Barbour, who is a potential 2012 Republican candidate for president, said world leaders should be judged by their success in responding to Iran's nuclear program and what he called Iran's support for terrorism and efforts to destabilize other governments.
The governor received a warm ovation at a prestigious Israeli security conference, where Iran and its nuclear program were a main subject.
Barbour said American policymakers tend to fall into one of two camps regarding America's alliance with Israel: those who see it as costly and problematic, and those who, like Barbour, consider it a strategic partnership.
"Israel is the Holy Land of democratic faith," Barbour said. "We're with you, and we're glad you're with us."
It was Barbour's only public appearance during his 5-day trip to Israel, hosted by the Republican Jewish Coalition. His visit followed recent trips to Israel by two former Republican governors also considering presidential runs: Mike Huckabee of Arkansas and Mitt Romney of Massachusetts.
Barbour met with Prime Minister Benjamin Netanyahu and inspected the Leviathan natural gas field discovered last year off Israel's coast. The huge field being explored by Houston-based Noble Energy has raised hopes that Israel could shed its dependence on foreign sources to meet its energy needs.

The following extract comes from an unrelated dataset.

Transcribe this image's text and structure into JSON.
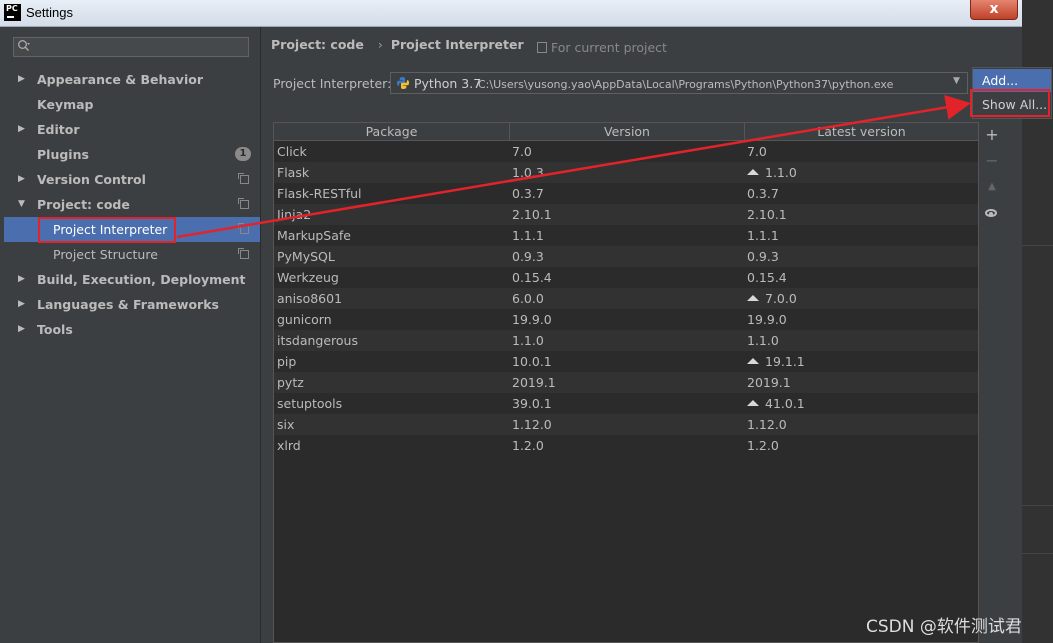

Barbour likened the gas discovery to a "second declaration of independence" for the Jewish state.
Barbour's state is an energy producer and was heavily affected by last year's BP oil spill. He claimed it has left surprisingly little residual damage.

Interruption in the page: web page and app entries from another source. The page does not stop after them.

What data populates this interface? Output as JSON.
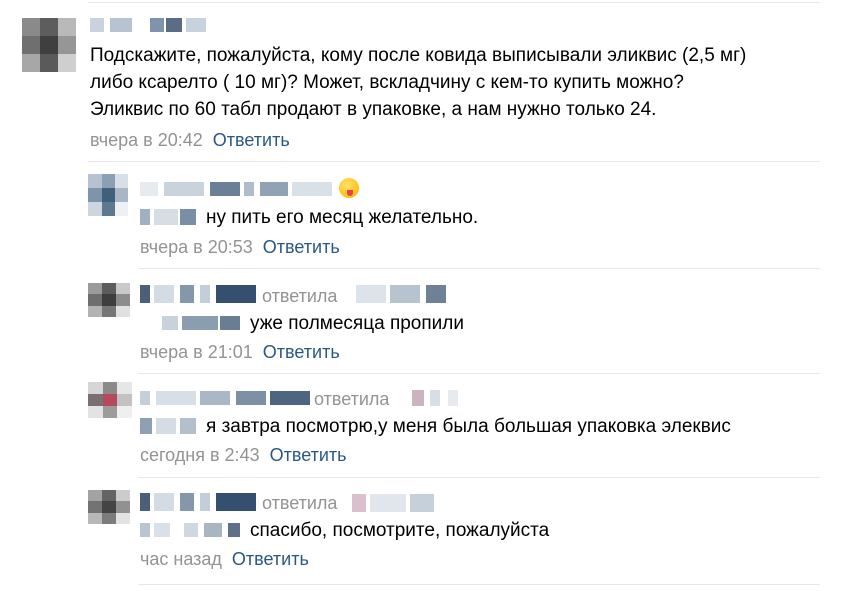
{
  "comments": [
    {
      "text_lines": [
        "Подскажите, пожалуйста, кому после ковида выписывали эликвис (2,5 мг)",
        "либо ксарелто ( 10 мг)? Может, вскладчину с кем-то купить можно?",
        "Эликвис по 60 табл продают в упаковке, а нам нужно только 24."
      ],
      "time": "вчера в 20:42",
      "reply_label": "Ответить"
    },
    {
      "text": "ну пить его месяц желательно.",
      "time": "вчера в 20:53",
      "reply_label": "Ответить"
    },
    {
      "replied_label": "ответила",
      "text": "уже полмесяца пропили",
      "time": "вчера в 21:01",
      "reply_label": "Ответить"
    },
    {
      "replied_label": "ответила",
      "text": "я завтра посмотрю,у меня была большая упаковка элеквис",
      "time": "сегодня в 2:43",
      "reply_label": "Ответить"
    },
    {
      "replied_label": "ответила",
      "text": "спасибо, посмотрите, пожалуйста",
      "time": "час назад",
      "reply_label": "Ответить"
    }
  ],
  "colors": {
    "text": "#000000",
    "meta": "#939393",
    "link": "#2a5885",
    "divider": "#e7e8ec"
  }
}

Barbour said the Obama administration's moratorium on drilling in the Gulf of Mexico, imposed after the catastrophic leak from a drilling rig, "is inflicting a disaster on America."